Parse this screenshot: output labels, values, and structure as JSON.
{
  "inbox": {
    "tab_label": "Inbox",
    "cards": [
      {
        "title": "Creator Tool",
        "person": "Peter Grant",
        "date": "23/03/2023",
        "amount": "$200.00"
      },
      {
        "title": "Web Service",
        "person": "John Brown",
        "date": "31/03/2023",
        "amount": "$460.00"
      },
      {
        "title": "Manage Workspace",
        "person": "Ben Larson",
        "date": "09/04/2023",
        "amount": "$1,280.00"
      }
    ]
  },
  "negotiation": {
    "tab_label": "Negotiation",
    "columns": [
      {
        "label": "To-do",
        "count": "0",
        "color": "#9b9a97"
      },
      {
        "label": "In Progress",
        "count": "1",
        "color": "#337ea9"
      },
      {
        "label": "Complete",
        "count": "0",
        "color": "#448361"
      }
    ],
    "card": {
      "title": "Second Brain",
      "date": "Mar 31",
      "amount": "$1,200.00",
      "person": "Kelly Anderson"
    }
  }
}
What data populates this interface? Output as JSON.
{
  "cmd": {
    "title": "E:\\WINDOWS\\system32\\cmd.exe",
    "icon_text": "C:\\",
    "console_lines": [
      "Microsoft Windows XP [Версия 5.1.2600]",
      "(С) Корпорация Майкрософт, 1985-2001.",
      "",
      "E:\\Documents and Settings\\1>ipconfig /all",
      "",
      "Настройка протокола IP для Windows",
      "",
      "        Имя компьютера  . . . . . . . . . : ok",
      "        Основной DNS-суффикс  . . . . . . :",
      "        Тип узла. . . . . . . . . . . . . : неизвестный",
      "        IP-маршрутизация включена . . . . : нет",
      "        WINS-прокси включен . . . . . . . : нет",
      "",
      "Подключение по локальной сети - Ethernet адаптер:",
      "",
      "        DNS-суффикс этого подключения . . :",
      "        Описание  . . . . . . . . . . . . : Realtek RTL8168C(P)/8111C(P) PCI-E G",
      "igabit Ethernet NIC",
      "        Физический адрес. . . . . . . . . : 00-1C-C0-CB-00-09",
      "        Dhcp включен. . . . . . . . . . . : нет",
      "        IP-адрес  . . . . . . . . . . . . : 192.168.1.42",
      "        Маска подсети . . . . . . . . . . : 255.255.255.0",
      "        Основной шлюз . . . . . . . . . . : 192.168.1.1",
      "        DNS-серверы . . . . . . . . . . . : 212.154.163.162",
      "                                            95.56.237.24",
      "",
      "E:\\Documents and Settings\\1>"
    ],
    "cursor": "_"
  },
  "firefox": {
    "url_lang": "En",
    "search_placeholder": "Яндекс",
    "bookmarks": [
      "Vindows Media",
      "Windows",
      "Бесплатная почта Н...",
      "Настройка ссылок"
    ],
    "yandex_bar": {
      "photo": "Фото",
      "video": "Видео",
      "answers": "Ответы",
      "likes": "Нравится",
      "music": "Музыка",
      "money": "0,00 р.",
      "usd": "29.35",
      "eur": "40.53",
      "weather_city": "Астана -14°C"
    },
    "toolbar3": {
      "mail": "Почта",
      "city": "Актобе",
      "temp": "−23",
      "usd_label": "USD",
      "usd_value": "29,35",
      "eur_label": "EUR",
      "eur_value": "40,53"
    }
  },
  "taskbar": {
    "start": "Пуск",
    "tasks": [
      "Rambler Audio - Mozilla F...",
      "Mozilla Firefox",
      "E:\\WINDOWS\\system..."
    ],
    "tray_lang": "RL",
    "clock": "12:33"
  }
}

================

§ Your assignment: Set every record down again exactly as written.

§ Result of the task:
Parse this screenshot: output labels, values, and structure as JSON.
{
  "inbox": {
    "tab_label": "Inbox",
    "cards": [
      {
        "title": "Creator Tool",
        "person": "Peter Grant",
        "date": "23/03/2023",
        "amount": "$200.00"
      },
      {
        "title": "Web Service",
        "person": "John Brown",
        "date": "31/03/2023",
        "amount": "$460.00"
      },
      {
        "title": "Manage Workspace",
        "person": "Ben Larson",
        "date": "09/04/2023",
        "amount": "$1,280.00"
      }
    ]
  },
  "negotiation": {
    "tab_label": "Negotiation",
    "columns": [
      {
        "label": "To-do",
        "count": "0",
        "color": "#9b9a97"
      },
      {
        "label": "In Progress",
        "count": "1",
        "color": "#337ea9"
      },
      {
        "label": "Complete",
        "count": "0",
        "color": "#448361"
      }
    ],
    "card": {
      "title": "Second Brain",
      "date": "Mar 31",
      "amount": "$1,200.00",
      "person": "Kelly Anderson"
    }
  }
}
What data populates this interface? Output as JSON.
{
  "cmd": {
    "title": "E:\\WINDOWS\\system32\\cmd.exe",
    "icon_text": "C:\\",
    "console_lines": [
      "Microsoft Windows XP [Версия 5.1.2600]",
      "(С) Корпорация Майкрософт, 1985-2001.",
      "",
      "E:\\Documents and Settings\\1>ipconfig /all",
      "",
      "Настройка протокола IP для Windows",
      "",
      "        Имя компьютера  . . . . . . . . . : ok",
      "        Основной DNS-суффикс  . . . . . . :",
      "        Тип узла. . . . . . . . . . . . . : неизвестный",
      "        IP-маршрутизация включена . . . . : нет",
      "        WINS-прокси включен . . . . . . . : нет",
      "",
      "Подключение по локальной сети - Ethernet адаптер:",
      "",
      "        DNS-суффикс этого подключения . . :",
      "        Описание  . . . . . . . . . . . . : Realtek RTL8168C(P)/8111C(P) PCI-E G",
      "igabit Ethernet NIC",
      "        Физический адрес. . . . . . . . . : 00-1C-C0-CB-00-09",
      "        Dhcp включен. . . . . . . . . . . : нет",
      "        IP-адрес  . . . . . . . . . . . . : 192.168.1.42",
      "        Маска подсети . . . . . . . . . . : 255.255.255.0",
      "        Основной шлюз . . . . . . . . . . : 192.168.1.1",
      "        DNS-серверы . . . . . . . . . . . : 212.154.163.162",
      "                                            95.56.237.24",
      "",
      "E:\\Documents and Settings\\1>"
    ],
    "cursor": "_"
  },
  "firefox": {
    "url_lang": "En",
    "search_placeholder": "Яндекс",
    "bookmarks": [
      "Vindows Media",
      "Windows",
      "Бесплатная почта Н...",
      "Настройка ссылок"
    ],
    "yandex_bar": {
      "photo": "Фото",
      "video": "Видео",
      "answers": "Ответы",
      "likes": "Нравится",
      "music": "Музыка",
      "money": "0,00 р.",
      "usd": "29.35",
      "eur": "40.53",
      "weather_city": "Астана -14°C"
    },
    "toolbar3": {
      "mail": "Почта",
      "city": "Актобе",
      "temp": "−23",
      "usd_label": "USD",
      "usd_value": "29,35",
      "eur_label": "EUR",
      "eur_value": "40,53"
    }
  },
  "taskbar": {
    "start": "Пуск",
    "tasks": [
      "Rambler Audio - Mozilla F...",
      "Mozilla Firefox",
      "E:\\WINDOWS\\system..."
    ],
    "tray_lang": "RL",
    "clock": "12:33"
  }
}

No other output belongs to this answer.